Ecuador Steps Up Campaign against Media
IPI Reiterates Call for Dialogue Between Government and Private Press
By: Scott Griffen, IPI Associate
VIENNA, June 12, 2012 – Ecuadorean President Rafael Correa over the weekend announced he was “seriously considering” directing government ministers to only grant interviews to public media, the latest incident in the leftist administration’s clampdown on critical press.
“Why do we have to give interviews … to Televisa, to Teleamazonas, to El Universo if they are private businesses?” Correa asked, according to EFE news agency, referring to three media companies critical of his populist agenda. He continued: “Aren’t we simply helping to fill the pockets of the six families that dominate the media at a national level?”
Correa suggested that his comments were not intended to be an attack on the press, but rather on media outlets operating only for profit. The president added that he would be “delighted” to grant interviews to privately run newspapers “once [they] provide information without filling their pockets”.
The socialist leader’s remarks, made in his weekly televised address, came just two weeks after he called for a citizen boycott against non-state media, whom he accuses of plotting against him as part of what he has called a “media dictatorship”.
He said: “As citizens, we have to react, to begin a campaign on Twitter, on the phone, through messages, in the streets so that [people] stop buying the corrupt press, which will hopefully cease being profitable, and buy instead El Telégrafo [a government-run paper],” Correa declared in a speech to a group of workers in southern Quito on May 29.
In a visual demonstration of his aim to dismantle the private press, the president then proceeded to shred a copy of the newspaper La Hora while proclaiming “Let them complain as much as they want, wherever they want!”, Reuters reported.
International Press Institute (IPI) Deputy Director Anthony Mills, who led an IPI mission to Ecuador in May, said: “The financial interests of the media are a recurring theme in the barrage of verbal attacks directed at the private press in Ecuador. Notwithstanding the space for general discussion about the relative merits of private and public media, a free and diverse press, including private newspapers and broadcasters, is an essential pillar of any healthy democracy. If the private press ceased to exist in Ecuador, the flow of information would, I fear, become somewhat monotonous, and the Ecuadorean people would be confronted with a fairly one-sided vision of the world.”
Mills noted that in meetings with senior Ecuadorean officials, including the vice-president and the national communication secretary, IPI stressed the need for dialogue between the administration and media leaders.
IPI also expressed concern about the recent closures of several regional radio and television stations in Ecuador. On May 24, police and agents of the Telecommunications Superintendance (SUPERTEL) forced the closure of Lidervisión television and Radio Líder in the northeastern province of Napo. According to the Andean Foundation for Media Observation and Study (Fundamedios), the station’s owner believes the government’s action, which also resulted in the seizure of equipment, resulted from the station’s criticism of local authorities.

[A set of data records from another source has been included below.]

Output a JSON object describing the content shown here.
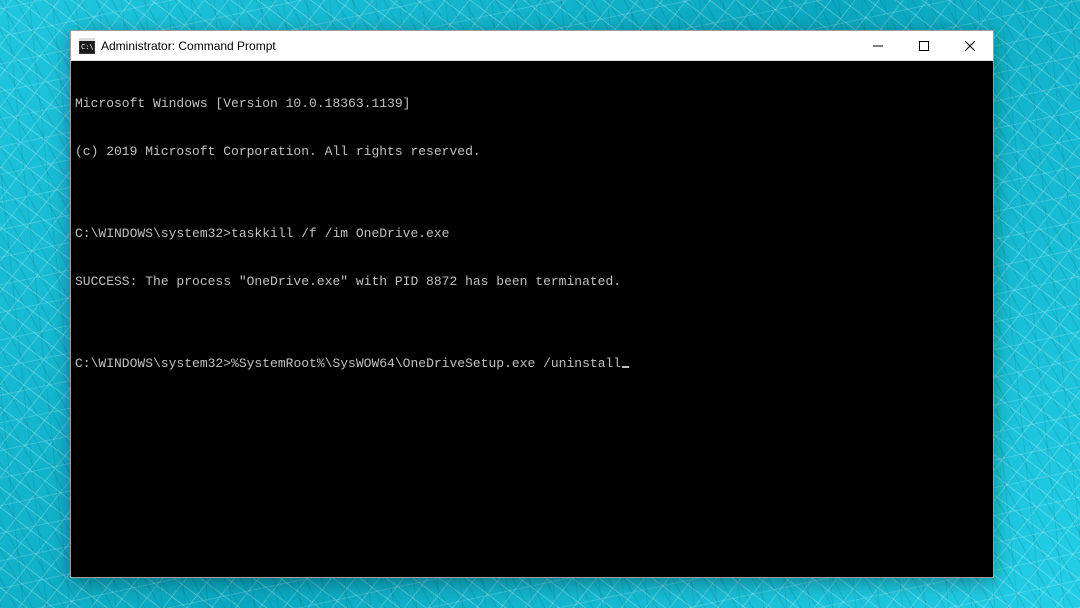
{
  "window": {
    "title": "Administrator: Command Prompt"
  },
  "terminal": {
    "lines": [
      "Microsoft Windows [Version 10.0.18363.1139]",
      "(c) 2019 Microsoft Corporation. All rights reserved.",
      "",
      "C:\\WINDOWS\\system32>taskkill /f /im OneDrive.exe",
      "SUCCESS: The process \"OneDrive.exe\" with PID 8872 has been terminated.",
      ""
    ],
    "current_prompt": "C:\\WINDOWS\\system32>",
    "current_input": "%SystemRoot%\\SysWOW64\\OneDriveSetup.exe /uninstall"
  }
}
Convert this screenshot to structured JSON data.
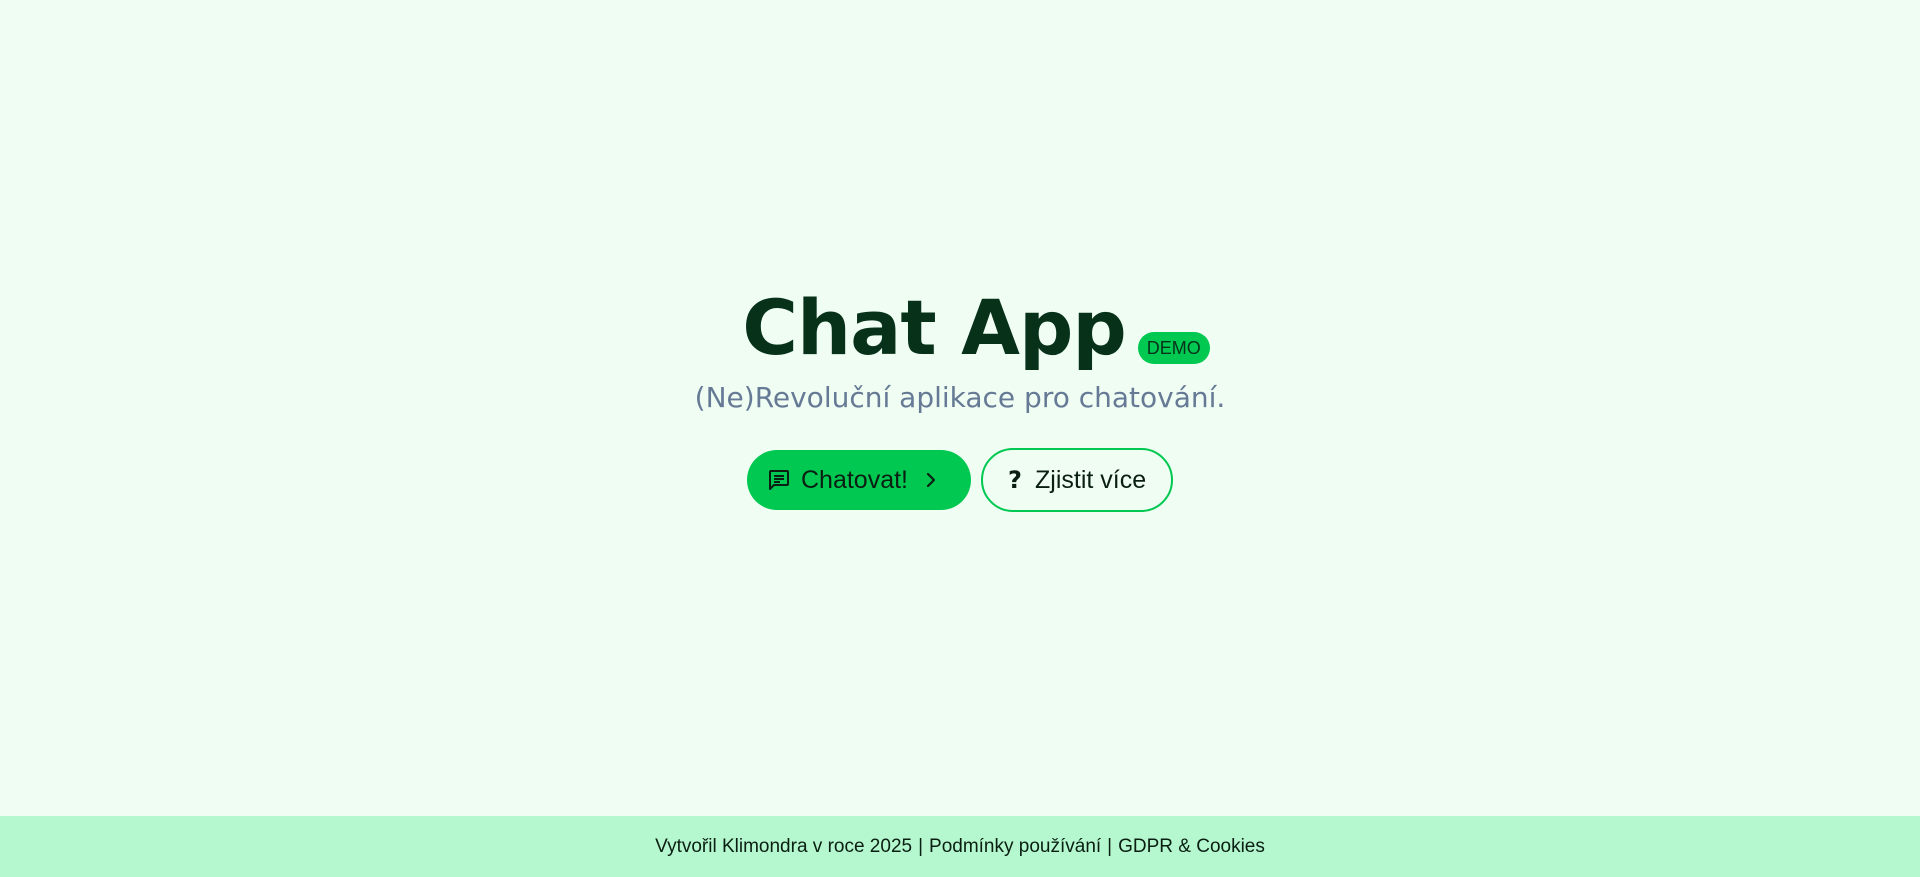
{
  "hero": {
    "title": "Chat App",
    "badge": "DEMO",
    "subtitle": "(Ne)Revoluční aplikace pro chatování."
  },
  "actions": {
    "chat_label": "Chatovat!",
    "chat_icon": "chat-message-icon",
    "chat_chevron_icon": "chevron-right-icon",
    "learn_more_label": "Zjistit více",
    "learn_more_icon": "?"
  },
  "footer": {
    "credit": "Vytvořil Klimondra v roce 2025",
    "separator": "|",
    "terms_link": "Podmínky používání",
    "gdpr_link": "GDPR & Cookies"
  },
  "colors": {
    "background": "#effdf3",
    "accent": "#00c851",
    "footer_background": "#b5f7cf",
    "title": "#073219",
    "subtitle": "#667a95"
  }
}
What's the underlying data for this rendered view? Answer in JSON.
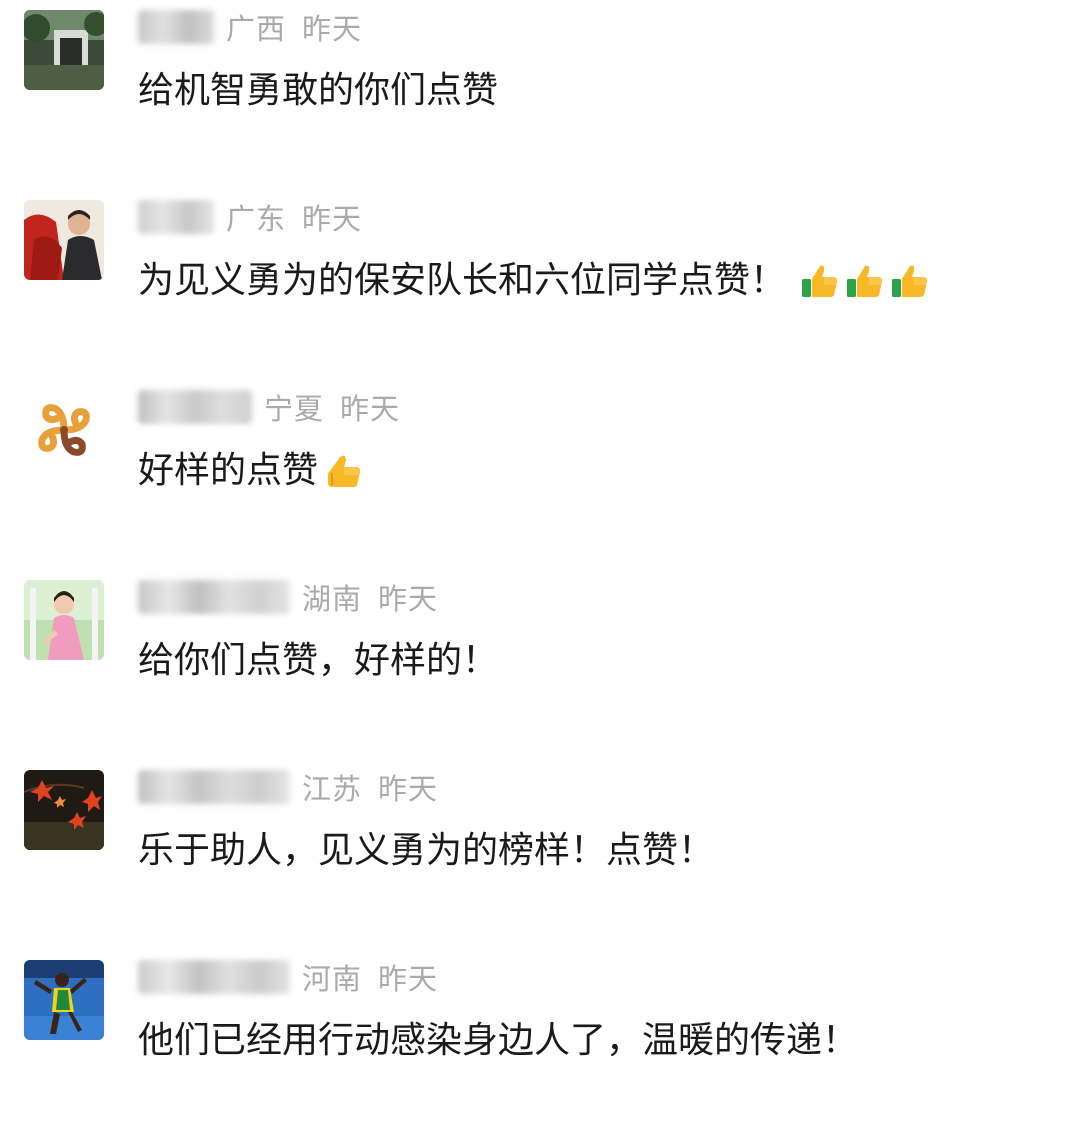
{
  "comments": [
    {
      "avatar": "photo-gate-avatar",
      "region": "广西",
      "time": "昨天",
      "text": "给机智勇敢的你们点赞",
      "emoji_count": 0,
      "emoji": ""
    },
    {
      "avatar": "photo-couple-avatar",
      "region": "广东",
      "time": "昨天",
      "text": "为见义勇为的保安队长和六位同学点赞！",
      "emoji_count": 3,
      "emoji": "thumbs-up-icon"
    },
    {
      "avatar": "swirl-logo-avatar",
      "region": "宁夏",
      "time": "昨天",
      "text": "好样的点赞",
      "emoji_count": 1,
      "emoji": "thumbs-up-icon"
    },
    {
      "avatar": "photo-girl-avatar",
      "region": "湖南",
      "time": "昨天",
      "text": "给你们点赞，好样的！",
      "emoji_count": 0,
      "emoji": ""
    },
    {
      "avatar": "maple-leaves-avatar",
      "region": "江苏",
      "time": "昨天",
      "text": "乐于助人，见义勇为的榜样！点赞！",
      "emoji_count": 0,
      "emoji": ""
    },
    {
      "avatar": "photo-athlete-avatar",
      "region": "河南",
      "time": "昨天",
      "text": "他们已经用行动感染身边人了，温暖的传递！",
      "emoji_count": 0,
      "emoji": ""
    }
  ]
}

One day earlier, on May 23, SUPERTEL agents, accompanied by a reported 50 policemen, also shut down public television broadcaster Telesangay in Morona Santiago and seized the station’s equipment. According to Fundamedios, Ecuador’s National Telecommunications Council ordered the termination of Telesangay’s broadcasting contract in August 2011 for “lack of compliance in the installation.” However, station officials, speaking to Fundamedios, said the decision to close Telesangay had “political undertones”.
Mills said: “These closures appear to reflect the Ecuadorean government’s increasing intolerance of criticism. We urge the government to consider the effect of these closures on democracy, as citizens in rural areas are most vulnerable to blockades of the free flow of information.”
IPI’s visit to Ecuador came after a series of high-profile defamation cases this year, including one in which the El Universo newspaper had been ordered to pay $40 million dollars in damages to President Correa and its three editors and a former columnist sentenced to three years in prison each. In a second case, two journalists, Christián Zurita and Juan Carlos Calderón, were convicted on the basis of their 2010 book Big Brother of causing “moral harm” to the president and ordered to compensate the latter with $1 million each.